2021 Yamaha MT-25 - Should we allow 250cc on a CBT in the UK?

The new 250cc Yamaha MT-25 has launched, but only in Indonesia for now. Should it be in the UK, with a tweak to licence laws?

Yamaha MT-25 2021

YAMAHA has launched the MT-25, a parallel-twin 250cc powered motorcycle aimed at the average rider who wants a bit of the eye-catching ‘Dark Side of Japan’ range in Indonesia. 

This MT-25 is a sort of halfway ground between the learner-friendly MT-125, and A2 stepping stone MT-03 (appreciate it’s a good motorcycle in its own right, but the sales of the MT-03 don’t exactly dictate it’s much more than a means of progression up the chain).

Powered by that parallel-twin engine, the 2021 MT-25 generates 35.5hp of peak power and has a 6-speed gearbox. Braking power is provided by front & rear disc brakes, with dual-channel ABS - whilst suspension and comfort on the road are handled with the inverted forks and a preload-adjustable rear mono-shock unit. 

WATCH our Yamaha MT-03 road-test

Yamaha MT-03 review | Visordown road test

You’ll also find the latest LED lighting unit all around, with a digital instrument cluster completing the tech offerings. On the styling front, there are updated graphics, new air scoops, and tank cover on this 2021 model. You can pick up the MT-25 in three colours: metallic blue, metallic black, and matte grey. 

All things considered, the MT-25 sounds like a great bike for a beginner motorcyclist - and for a price of RS 2.87 lakh, equivalent to around £2,870 (it would probably be over £5,000 in the UK), it seems priced as a perfect option for a UK novice. 

The question has to be asked, then: why wouldn’t this be something for learner riders to jump on in the UK? Perhaps at 17 you ‘unlock’ the 125cc, then at 19, you can move to your A2 licence - or a 250cc on a CBT? In Indonesia, where the MT-25 will be found, you can ride a 250cc right off the bat.

Should a 250cc motorcycle be allowed on a CBT?

The current licensing laws for motorcycles in the UK are renowned for being some of the strictest and most in-depth in the world, and for the right reasons. You can’t just turn up on the day, fill out a straightforward exam and do a few U-turns in the car park for your ticket to ride - it’s a full-on 4 part affair (if you include the CBT and Theory test with the 2 modules). It’s adequate for giving you a solid base of knowledge when completed in full, but the CBT has almost become a loophole of re-taking every two years to be on the road, rather than progressing upwards as intended. Is the main problem the time it takes to get the full licence, the total monetary cost, or all of the above?

If you’ve ridden a 125cc motorcycle on the road you’ll know it can often be a bit of a daunting endeavor on the bigger roads, which is exactly where doubling your available horsepower would come in useful. In fact, it would be far more than just useful, I’d even say much safer. 

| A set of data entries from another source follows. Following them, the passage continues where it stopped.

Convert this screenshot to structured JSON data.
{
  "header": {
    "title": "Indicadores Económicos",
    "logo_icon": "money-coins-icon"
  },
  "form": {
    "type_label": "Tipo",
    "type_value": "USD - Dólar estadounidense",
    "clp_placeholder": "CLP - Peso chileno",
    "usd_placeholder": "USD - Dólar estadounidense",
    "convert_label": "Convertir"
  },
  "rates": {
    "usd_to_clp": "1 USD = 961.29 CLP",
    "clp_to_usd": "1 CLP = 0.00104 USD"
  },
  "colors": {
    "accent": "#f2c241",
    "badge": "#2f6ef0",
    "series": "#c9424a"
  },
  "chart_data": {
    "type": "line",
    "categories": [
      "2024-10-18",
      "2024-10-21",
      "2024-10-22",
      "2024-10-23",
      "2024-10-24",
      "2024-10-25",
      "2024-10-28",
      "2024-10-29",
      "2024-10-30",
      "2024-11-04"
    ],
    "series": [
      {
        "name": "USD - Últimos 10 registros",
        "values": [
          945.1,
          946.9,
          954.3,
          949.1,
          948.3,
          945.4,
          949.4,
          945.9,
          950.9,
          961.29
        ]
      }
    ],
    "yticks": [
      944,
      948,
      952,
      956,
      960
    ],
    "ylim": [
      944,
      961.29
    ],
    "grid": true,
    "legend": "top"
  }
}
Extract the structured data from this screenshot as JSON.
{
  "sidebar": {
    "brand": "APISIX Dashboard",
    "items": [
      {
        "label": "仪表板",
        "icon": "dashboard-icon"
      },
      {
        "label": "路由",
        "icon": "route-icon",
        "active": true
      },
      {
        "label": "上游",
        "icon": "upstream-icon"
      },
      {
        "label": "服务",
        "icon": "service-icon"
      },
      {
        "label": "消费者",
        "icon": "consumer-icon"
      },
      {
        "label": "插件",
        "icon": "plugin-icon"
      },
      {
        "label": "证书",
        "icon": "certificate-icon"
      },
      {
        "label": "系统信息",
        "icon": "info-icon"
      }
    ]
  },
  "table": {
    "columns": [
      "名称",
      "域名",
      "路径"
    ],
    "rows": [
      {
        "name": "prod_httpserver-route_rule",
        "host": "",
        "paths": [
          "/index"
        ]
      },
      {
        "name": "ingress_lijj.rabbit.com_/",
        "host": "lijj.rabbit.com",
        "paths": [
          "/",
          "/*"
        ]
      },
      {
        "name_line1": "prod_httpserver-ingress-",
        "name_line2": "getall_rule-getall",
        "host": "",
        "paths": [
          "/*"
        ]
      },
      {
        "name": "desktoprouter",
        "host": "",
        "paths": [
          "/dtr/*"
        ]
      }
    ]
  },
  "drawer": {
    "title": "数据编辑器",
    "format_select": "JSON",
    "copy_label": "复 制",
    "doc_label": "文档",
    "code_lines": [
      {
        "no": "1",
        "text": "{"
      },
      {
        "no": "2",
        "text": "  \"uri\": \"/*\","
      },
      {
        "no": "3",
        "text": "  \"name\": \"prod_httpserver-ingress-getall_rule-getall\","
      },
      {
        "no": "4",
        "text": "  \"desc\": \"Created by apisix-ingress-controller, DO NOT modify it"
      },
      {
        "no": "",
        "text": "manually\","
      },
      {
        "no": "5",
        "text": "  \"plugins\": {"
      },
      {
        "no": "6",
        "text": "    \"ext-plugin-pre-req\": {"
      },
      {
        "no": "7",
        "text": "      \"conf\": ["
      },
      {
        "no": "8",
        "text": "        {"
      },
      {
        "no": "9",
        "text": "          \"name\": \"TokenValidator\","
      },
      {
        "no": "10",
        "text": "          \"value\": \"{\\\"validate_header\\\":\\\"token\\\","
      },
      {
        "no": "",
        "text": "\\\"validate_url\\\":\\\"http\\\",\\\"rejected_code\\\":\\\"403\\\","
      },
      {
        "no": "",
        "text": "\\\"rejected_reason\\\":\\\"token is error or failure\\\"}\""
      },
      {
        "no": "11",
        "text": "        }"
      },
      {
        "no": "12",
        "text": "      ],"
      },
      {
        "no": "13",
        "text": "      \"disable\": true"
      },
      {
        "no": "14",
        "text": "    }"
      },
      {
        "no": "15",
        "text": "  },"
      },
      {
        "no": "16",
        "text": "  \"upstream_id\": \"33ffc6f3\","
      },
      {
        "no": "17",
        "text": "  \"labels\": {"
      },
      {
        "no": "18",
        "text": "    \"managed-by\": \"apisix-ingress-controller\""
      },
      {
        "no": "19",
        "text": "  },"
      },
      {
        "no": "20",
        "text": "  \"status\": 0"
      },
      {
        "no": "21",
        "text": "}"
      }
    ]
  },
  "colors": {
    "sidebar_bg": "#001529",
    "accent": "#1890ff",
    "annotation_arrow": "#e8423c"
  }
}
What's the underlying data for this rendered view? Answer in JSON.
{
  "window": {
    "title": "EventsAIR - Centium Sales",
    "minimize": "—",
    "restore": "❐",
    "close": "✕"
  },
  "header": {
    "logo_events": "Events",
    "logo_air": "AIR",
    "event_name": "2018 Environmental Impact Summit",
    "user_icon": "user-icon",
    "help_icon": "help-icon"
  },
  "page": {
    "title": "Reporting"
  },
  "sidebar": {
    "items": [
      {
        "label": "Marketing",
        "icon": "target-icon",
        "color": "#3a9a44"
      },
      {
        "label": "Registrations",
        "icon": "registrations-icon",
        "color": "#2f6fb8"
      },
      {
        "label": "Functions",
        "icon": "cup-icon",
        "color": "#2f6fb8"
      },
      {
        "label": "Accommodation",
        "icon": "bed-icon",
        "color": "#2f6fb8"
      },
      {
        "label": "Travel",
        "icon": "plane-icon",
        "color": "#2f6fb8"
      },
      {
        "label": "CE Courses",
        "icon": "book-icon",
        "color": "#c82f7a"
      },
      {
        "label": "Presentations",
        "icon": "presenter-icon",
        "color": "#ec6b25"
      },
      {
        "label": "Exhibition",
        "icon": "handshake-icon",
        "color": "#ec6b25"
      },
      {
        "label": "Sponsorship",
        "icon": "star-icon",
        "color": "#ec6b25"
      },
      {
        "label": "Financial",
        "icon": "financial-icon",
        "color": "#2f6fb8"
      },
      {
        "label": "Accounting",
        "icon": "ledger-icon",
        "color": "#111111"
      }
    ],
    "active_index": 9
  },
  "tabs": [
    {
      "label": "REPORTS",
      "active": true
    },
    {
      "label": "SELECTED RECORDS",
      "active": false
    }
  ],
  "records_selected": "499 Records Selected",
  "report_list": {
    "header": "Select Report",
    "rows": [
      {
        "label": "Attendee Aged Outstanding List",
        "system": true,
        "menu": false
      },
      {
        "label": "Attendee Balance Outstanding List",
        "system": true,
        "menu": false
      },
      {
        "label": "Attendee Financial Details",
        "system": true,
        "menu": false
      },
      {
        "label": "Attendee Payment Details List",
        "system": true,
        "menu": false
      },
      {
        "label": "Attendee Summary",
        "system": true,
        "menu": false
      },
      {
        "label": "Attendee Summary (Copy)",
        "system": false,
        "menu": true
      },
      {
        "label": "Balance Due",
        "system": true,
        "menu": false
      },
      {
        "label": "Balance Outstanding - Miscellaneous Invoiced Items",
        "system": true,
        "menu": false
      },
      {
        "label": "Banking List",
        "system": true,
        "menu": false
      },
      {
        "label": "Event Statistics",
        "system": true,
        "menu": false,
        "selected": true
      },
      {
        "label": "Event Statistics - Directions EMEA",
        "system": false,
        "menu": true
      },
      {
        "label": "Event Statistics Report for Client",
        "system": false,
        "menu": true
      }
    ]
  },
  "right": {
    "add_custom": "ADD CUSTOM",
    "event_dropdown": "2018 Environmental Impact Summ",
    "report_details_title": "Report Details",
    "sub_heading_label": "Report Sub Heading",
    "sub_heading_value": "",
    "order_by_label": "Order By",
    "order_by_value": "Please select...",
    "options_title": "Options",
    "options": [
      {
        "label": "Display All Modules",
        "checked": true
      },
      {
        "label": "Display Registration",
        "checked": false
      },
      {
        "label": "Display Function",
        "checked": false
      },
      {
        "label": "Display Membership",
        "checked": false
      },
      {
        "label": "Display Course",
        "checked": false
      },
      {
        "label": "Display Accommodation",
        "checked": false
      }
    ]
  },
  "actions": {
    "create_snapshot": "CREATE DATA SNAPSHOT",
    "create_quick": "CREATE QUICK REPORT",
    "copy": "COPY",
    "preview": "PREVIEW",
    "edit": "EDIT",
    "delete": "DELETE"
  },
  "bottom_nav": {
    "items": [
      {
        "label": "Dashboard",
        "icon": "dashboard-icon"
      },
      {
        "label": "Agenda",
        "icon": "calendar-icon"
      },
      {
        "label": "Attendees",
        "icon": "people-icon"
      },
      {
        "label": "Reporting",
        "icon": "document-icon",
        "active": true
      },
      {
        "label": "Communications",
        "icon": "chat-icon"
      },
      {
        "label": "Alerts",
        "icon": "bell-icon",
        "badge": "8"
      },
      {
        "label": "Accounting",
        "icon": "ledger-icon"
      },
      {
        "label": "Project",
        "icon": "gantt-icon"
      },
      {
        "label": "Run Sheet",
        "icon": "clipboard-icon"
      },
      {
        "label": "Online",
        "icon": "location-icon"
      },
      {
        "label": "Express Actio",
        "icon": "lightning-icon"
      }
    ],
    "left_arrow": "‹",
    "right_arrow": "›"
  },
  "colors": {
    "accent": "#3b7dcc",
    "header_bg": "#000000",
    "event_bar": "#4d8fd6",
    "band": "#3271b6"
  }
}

In my opinion, a 250cc would offer far more safety on the roads - knowing you have that extra bit of tech (typically better brakes), and that bit more power to reach 60, or 70 on a dual-carriageway, and stay out of the way of lorries and vans - which are limited to your maximum speed if you’re full tuck and going downhill. 

It’s unlikely to change anytime soon, of course. The CBT is being discussed for changes as it’s hardly become the platform for learning and testing aptitude as the licensing authorities were expecting; whilst the Mod 1 and Mod 2 are actually quite good at testing you on the basics of handling your motorcycle, provided you’ve sought adequate training. 

So what do you think, allow 250cc/300cc motorcycle on a CBT over 19 years old? Or just keep it as it is - it has almost become a right-of-passage, after all. Let us know on social media: Facebook, Twitter, Instagram - we want to know your thoughts!

Join the conversation!

Let us know what you think, just sign up for a free account, leave a comment and get involved!
Register Now